Members of the MTSU campus community are putting their signatures where their sensibilities lie in saying “no” to sexual assault.
At an Oct. 28 pledge drive at the Student Union, the Interfraternity Council collected promises from 136 people to get off the sidelines and get involved when they see sexual assault happening or about to happen.
Members of fraternities and sororities encouraged students to sign an online personal promise at www.itsonus.org to refuse to be bystanders when they see situations that are or have the potential to become sexual assaults.
A photo booth was available where students had their pictures taken in front of an MTSU “True Blue” backdrop while holding signs that read “It’s on us to look out for someone who has had too much to drink,” “It’s on us to never blame the victim” and other similar statements.

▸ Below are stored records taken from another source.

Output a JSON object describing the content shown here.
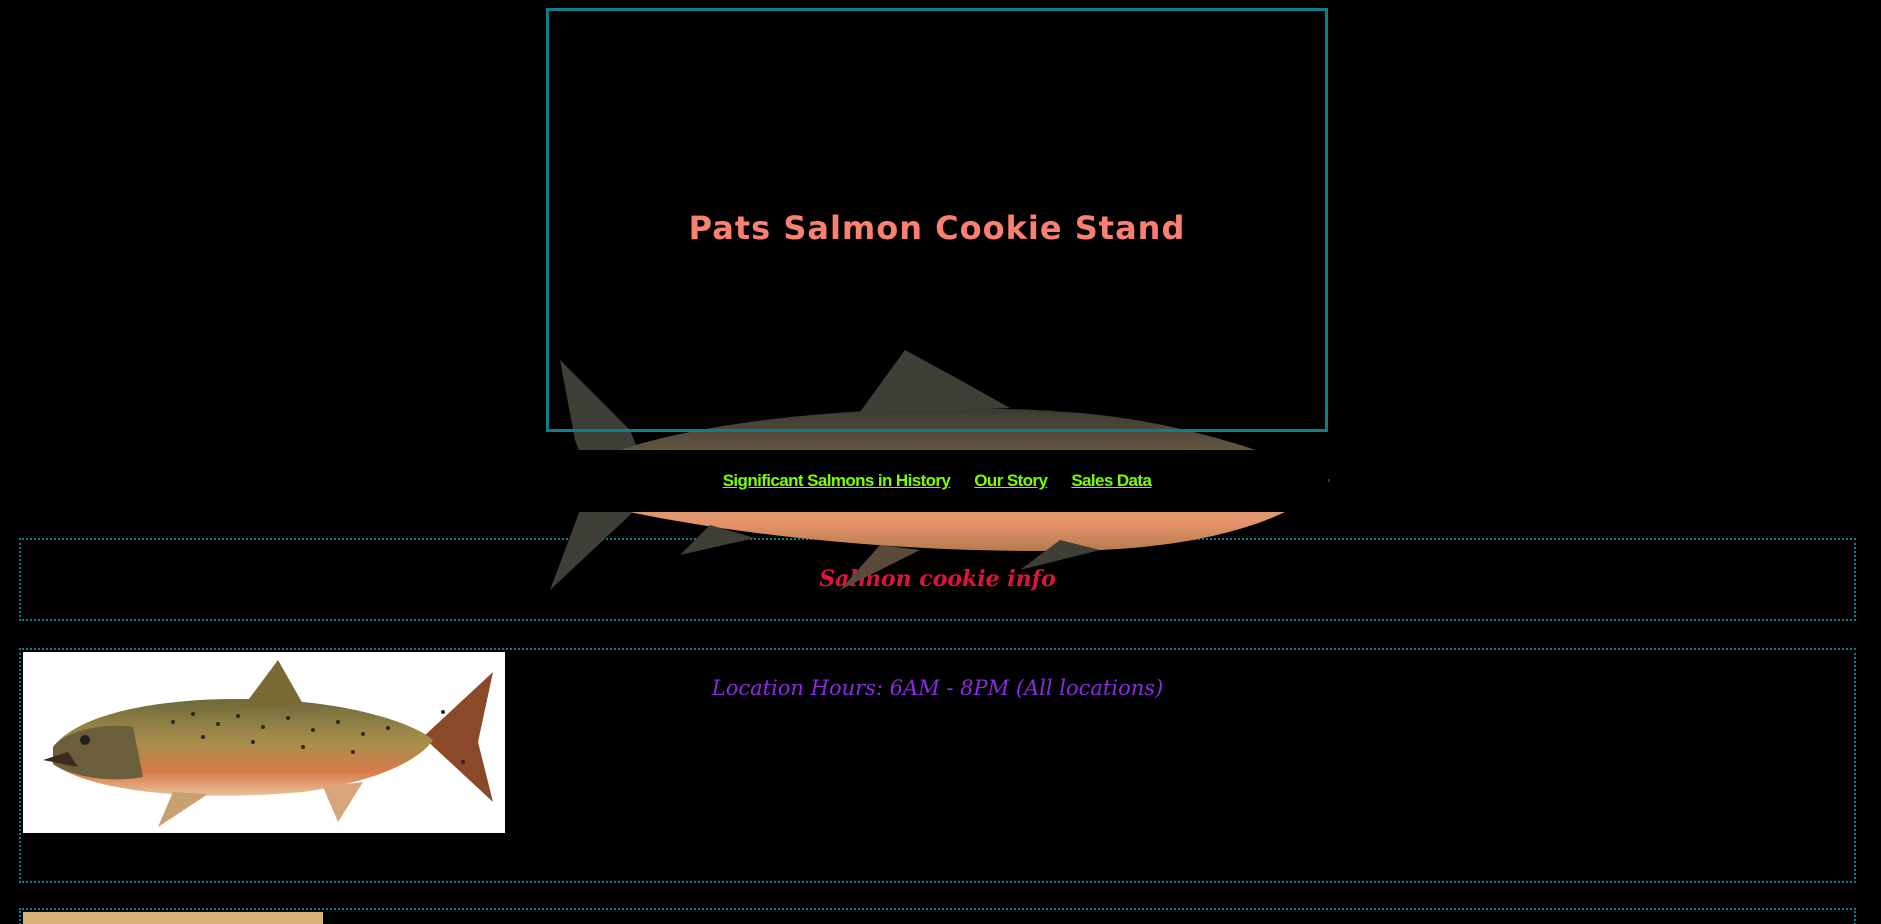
{
  "header": {
    "title": "Pats Salmon Cookie Stand"
  },
  "nav": {
    "links": [
      {
        "label": "Significant Salmons in History"
      },
      {
        "label": "Our Story"
      },
      {
        "label": "Sales Data"
      }
    ]
  },
  "info": {
    "heading": "Salmon cookie info"
  },
  "hours": {
    "text": "Location Hours: 6AM - 8PM (All locations)"
  },
  "colors": {
    "background": "#000000",
    "title": "#fa8072",
    "nav_link": "#7cfc00",
    "border": "#0e7f86",
    "info_heading": "#dc143c",
    "hours_text": "#8a2be2"
  }
}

You can watch a video from the event below.
MTSU’s involvement in the “It’s On Us” campaign is part of a national initiative launched in September by President Barack Obama and Vice President Joe Biden.
“Its primary purpose is to address sexual assault issues on college campuses and across the nation in general,” said Donald Abels, coordinator of Fraternity and Sorority Life.
The promise reads:
“I pledge to recognize that nonconsensual sex is sexual assault, to identify situations in which sexual assault may occur, to intervene in situations where consent has not or cannot be given, to create an environment in which sexual assault is unacceptable and survivors are supported.”
“It’s a personal commitment to keep men and women safer on campus,” said Mitch Denning, vice president of member development for the Interfraternity Council.
To spread the word, MTSU fraternities and sororities are touting the “It’s On Us” campaign on Facebook, Twitter and Instagram. The Twitter hashtags are #itsonus and #truebluemove.
“We still don’t condemn sexual assault as loudly as we should,” Obama said in announcing the initiative. “We make excuses. We look the other way. The message that sends can have a chilling effect.”
A study published in the “Journal of American College Health” showed 19 percent of undergraduate women experienced an attempted or completed sexual assault since entering college.
Men are also at risk. According to the Centers for Disease Control and Prevention, one in 71 men, or nearly 1.6 million men, have been raped in their lifetimes.
“It’s time for us as men to actually take a stand, to try and show that we’re more than just saying, ‘Hey, I’m True Blue,’” said Josh Hollingsworth, vice president for philanthropy and community service for the Interfraternity Council. “We believe in the words that we speak every day as fraternity men.”
For more information, contact Abels at 615-898-5812 or email@example.com or Denning at 615-417-8944 or firstname.lastname@example.org.
— Gina K. Logue (email@example.com)